New premium perfume brand SAVOUR launches fragrance interpretating the aroma of steel
After more than 30 years in the beauty industry, the Swedish independent perfumer also shares an overview on what has changed — and what will never change.
10 Dec 2021

Linda Landenberg Holst is a Swedish independent perfumer who runs her own business together with a partner in France who is the producer for her as well as her clients’ products.

— From my earliest memory, nature has been my comfort zone as well as home of inspiration, she tells. Life takes you on a journey and my professional life in the beauty industry begun in 1988 and took this path of becoming a perfumer in 2011.

A few weeks ago, she launched her own brand, SAVOUR, where each fragrance is a personality, not a gender, to define the user’s private brand.

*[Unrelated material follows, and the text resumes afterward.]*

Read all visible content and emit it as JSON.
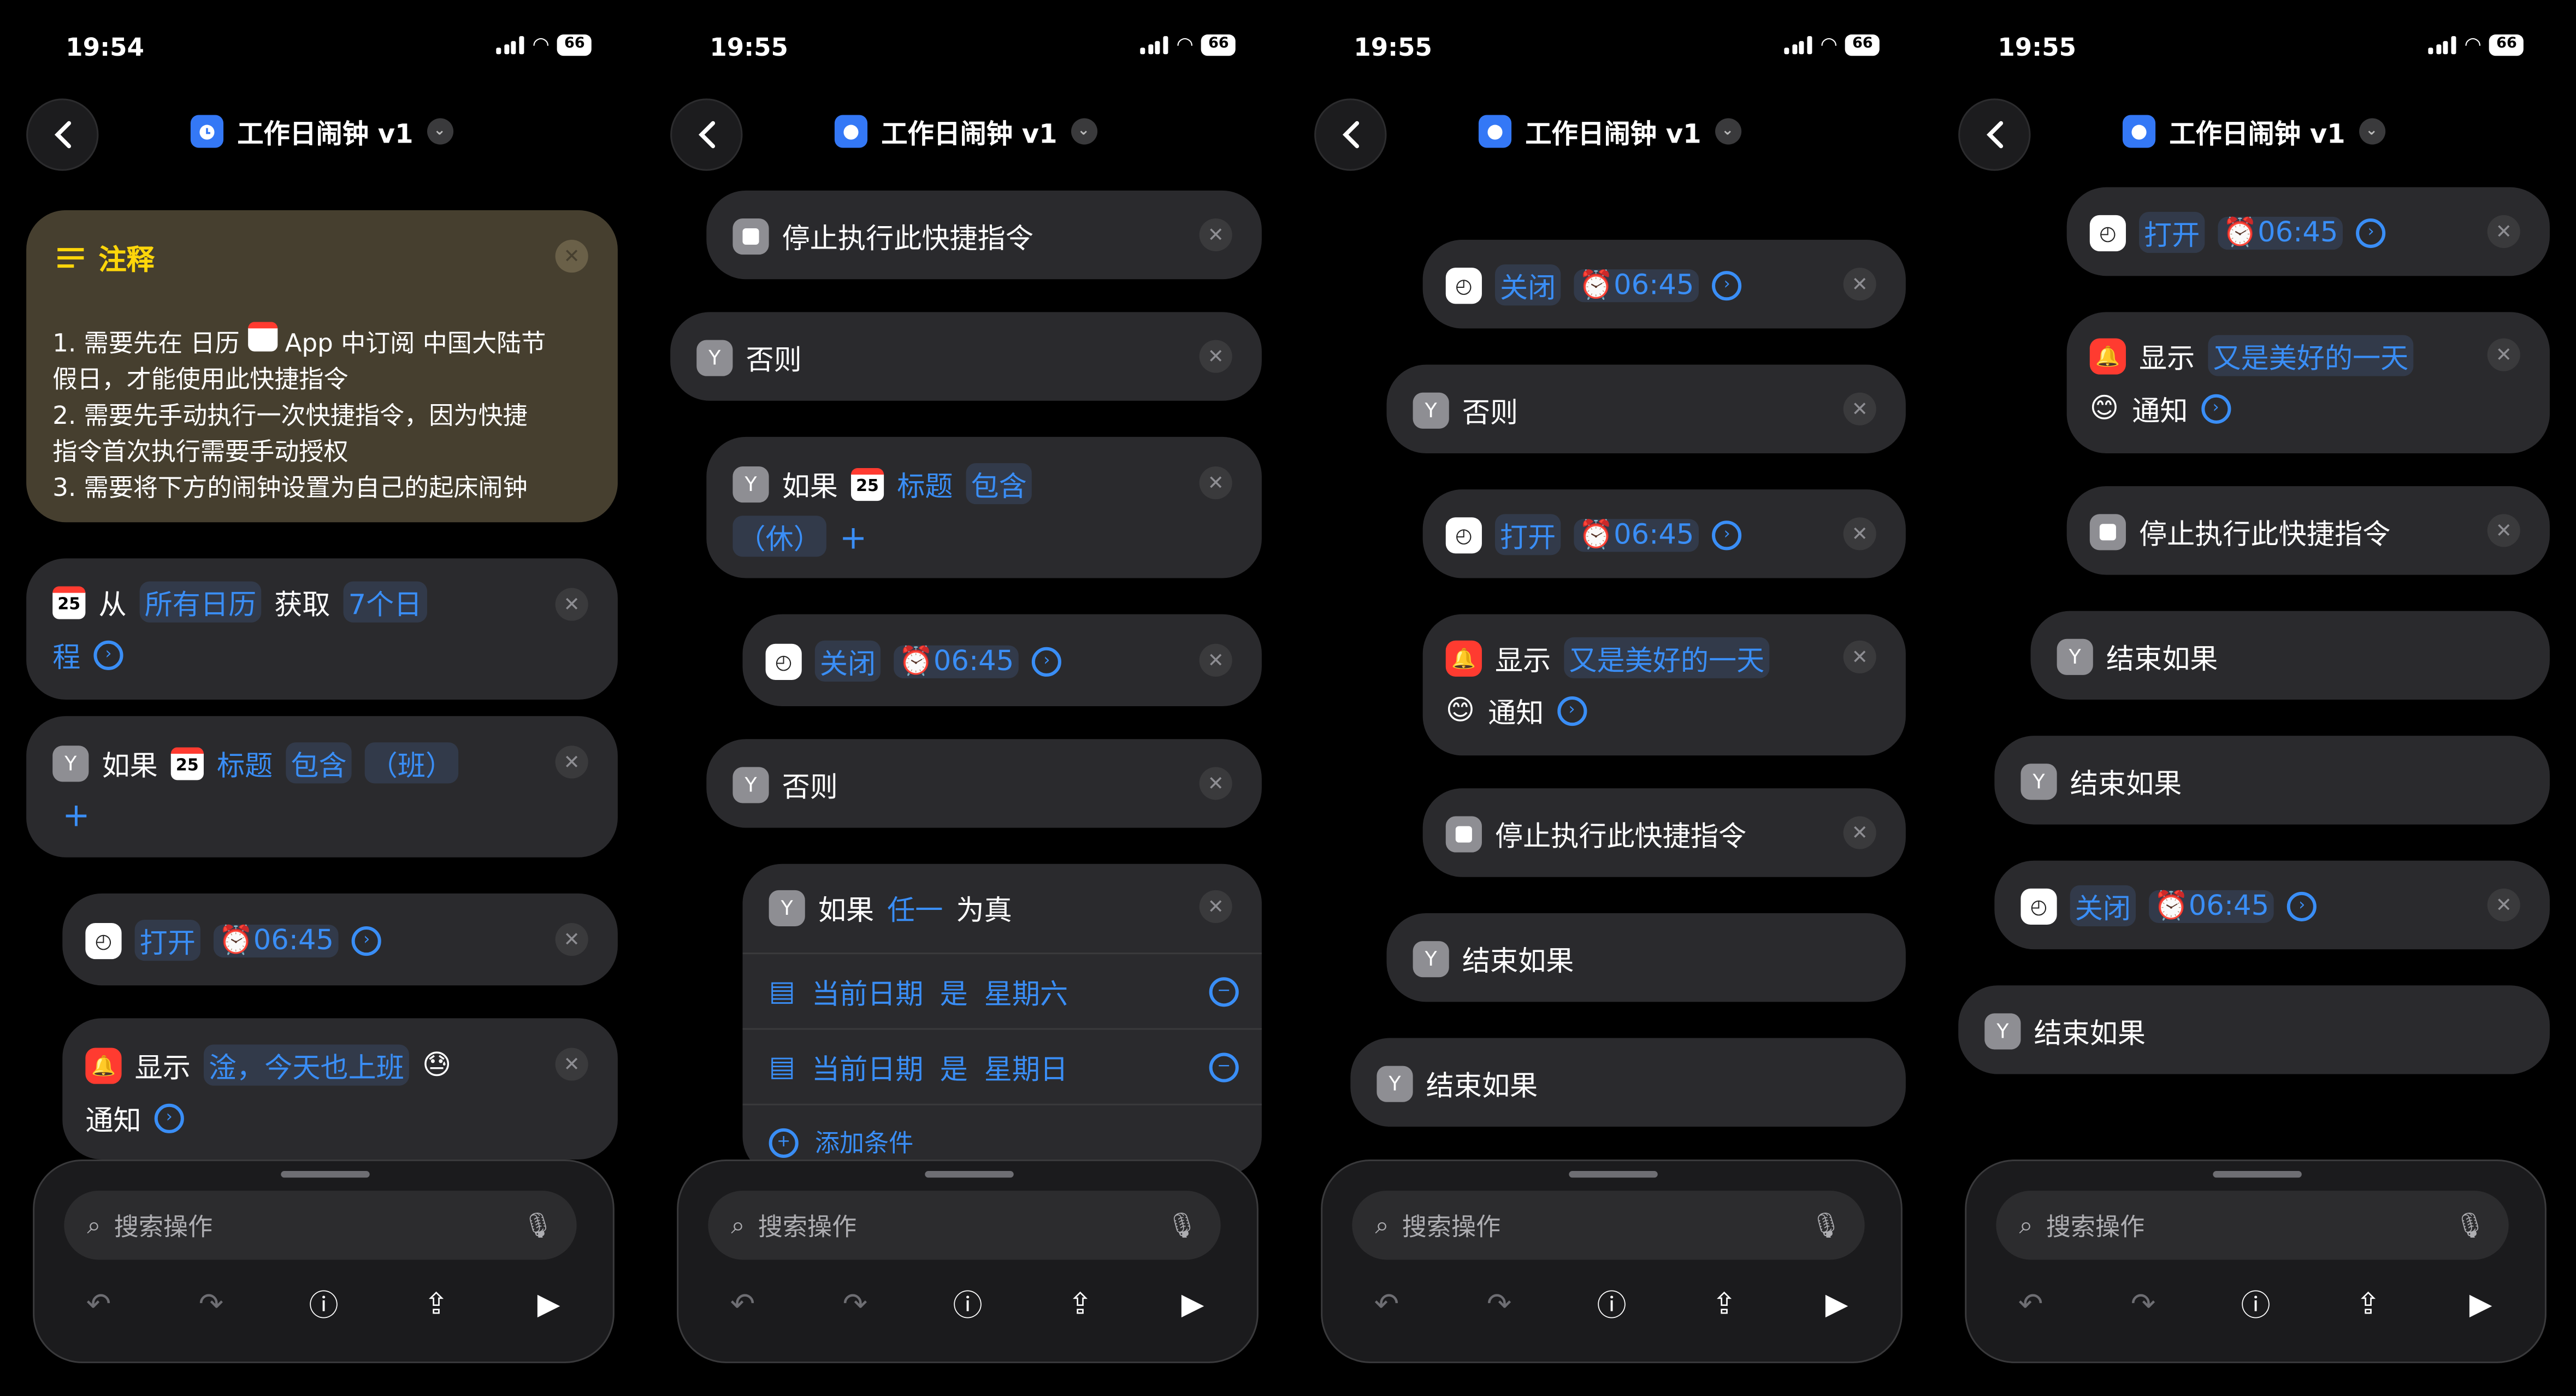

— That’s why the collection contains expressions such as ”focused & confident” (the Patio fragrance), ”tempting & hard to catch” (Bee mine), or ”mysterious & fascinating” (November violet). In other words: dress for the occasion. What are your expectations of that specific meeting and how do you want to be preceived? Each reference has an desire to wrap your head in a state of mind that is beneficial for you. First impression lasts in 7 seconds why you have the power to define how those 7 seconds will have an impact of the future. With awareness and attitude you could move a mountain, Landenberg Holst, states. She continues:

— In terms of raw materials, every artist has her own palett of colors. Mine is a mix of naturals, synthetics, and natural identical molecules. The resonance in the olfactive melody has its origin in the tone of voice of the auther — me. Apart from my personality, every material has a personality and I catalogue them in colour, temperature, fabric, temperament, and environment to name some of their characters. If you ask me to divide the materials in general groups I would address naturals as dynamic materials with a soul, the synthetics are the fantasies, and the fairytale landscape and natural identicals is a pigment from the naturals.

The range includes Steel by Naim, a collab with fashion designer Naim Josefi, known for creating couture pieces using Swedish steel.

— It is a wearable, conceptual perfume. My starting point was to identify my idea of the material steel — what colour of ingredients should I work with, what type of energy should it express, and what is the fine line between daring and well dressed? It is also inspired by craftsmanship and fashion and it was of importance to capture some of Naim’s DNA into the fragrance. To sum it up, the accord — my own translation of steel — has a bit industrial concrete dust over it alongside a high pitch note that gives the accord a cold sharpness and even with the high pitch at one end, the other end is kind of mellow and low key.

You’ve been part of the industry for a long time. How has it changed over the years?

— Yes, as mentioned, I started in the beauty industry in 1988 and in the same way your haircut has changed, there is a great difference in how we present a product or how often there is a launch. You have to remember, at that time, internet didn’t exist, which is mindblowing for the new generation and also if we relate to the lifestyle and how companies attack the strategy around growth of today. In late 90s, Green Chemistry was defined by 12 principles, which, if you’re a leading producer or company, your organisation has incorperated today. This is an aspect that consumers do not understand or have insight about. Developing, adjusting, and living with principles takes time and is mostly driven by people and companies with a great passion for their industry and a strive in how to make earth a better place for the existing and future generations. In other words, the trendy name ”green” is not a statement from social media but an exciting ongoing work ”behind the scenes”. A constant work means a constant change, why materials disappears from the market due to the new standards and the new generation of products.

— Due to the pandemic, collaborations are much more common than before. Previously, companies were very protective about their brand and did not want to risk a crack in the facade or a less lucrative partnership. But today, brands are more willing to look at the benefits of a united force and to visit each others playground in terms of marketplaces. I would say it is the new way to explore and attract a new segment or a new generation. Collaborations will stick for the future and become the new normal. But first, collabs will most likely go a bit wild before the quality is balanced with a great strategy, Landenberg Holst concludes.